|pronounced trapezius with relatively high attachment on the skull (photo: Dr. Jeff Meldrum)|
There are so many questions that may never be answered. What does a fox say? Where do laps go when we stand up? Why are bigfoots described without necks? We got a great suggestion for the third question.
In a previous post (See: A Life Size 3D Sasquatch Skeleton Shines Light on Sasquatch Posture) we talked about how the no-neck description of a sasquatch is almost an optical illusion. We were able to reach out to Dr. Jeff Meldrum to get further details on how the neck gets obscured.
Dr. Meldrum sent us this response.
Many eyewitnesses describe the sasquatch as having no neck, with the head apparently sitting squarely on the shoulders. Naturally, the sasquatch has a neck consisting of seven cervical vertebrae just like any other primate. What became obvious, as seen in the attached perspective, the combination of the attachment of the vertebral column beneath a small braincase with a flat face and massive deep jaws, appears to obscure the neck, especially when combined with the pronounced trapezius with relatively high attachment on the skull, while flaring to span very broad shoulders. This in comparison to the large brain case combined with small jaws and trapezius development associated with the human skeleton.

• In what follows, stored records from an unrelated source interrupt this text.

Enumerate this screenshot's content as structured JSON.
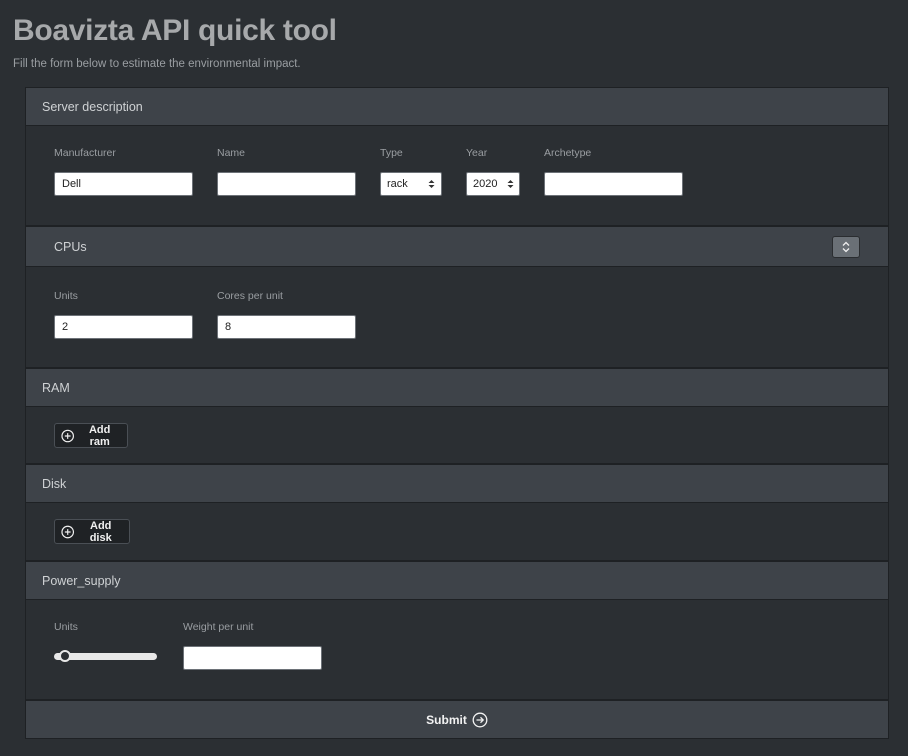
{
  "header": {
    "title": "Boavizta API quick tool",
    "subtitle": "Fill the form below to estimate the environmental impact."
  },
  "server": {
    "heading": "Server description",
    "manufacturer": {
      "label": "Manufacturer",
      "value": "Dell"
    },
    "name": {
      "label": "Name",
      "value": ""
    },
    "type": {
      "label": "Type",
      "value": "rack"
    },
    "year": {
      "label": "Year",
      "value": "2020"
    },
    "archetype": {
      "label": "Archetype",
      "value": ""
    }
  },
  "cpus": {
    "heading": "CPUs",
    "units": {
      "label": "Units",
      "value": "2"
    },
    "cores": {
      "label": "Cores per unit",
      "value": "8"
    }
  },
  "ram": {
    "heading": "RAM",
    "add_label": "Add ram"
  },
  "disk": {
    "heading": "Disk",
    "add_label": "Add disk"
  },
  "power_supply": {
    "heading": "Power_supply",
    "units": {
      "label": "Units",
      "slider_fraction": 0.05
    },
    "weight": {
      "label": "Weight per unit",
      "value": ""
    }
  },
  "submit": {
    "label": "Submit"
  }
}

|Posture comparison of human and hypothetical facsimile of sasquatch skeleton (photo: Dr. Jeff Meldrum)|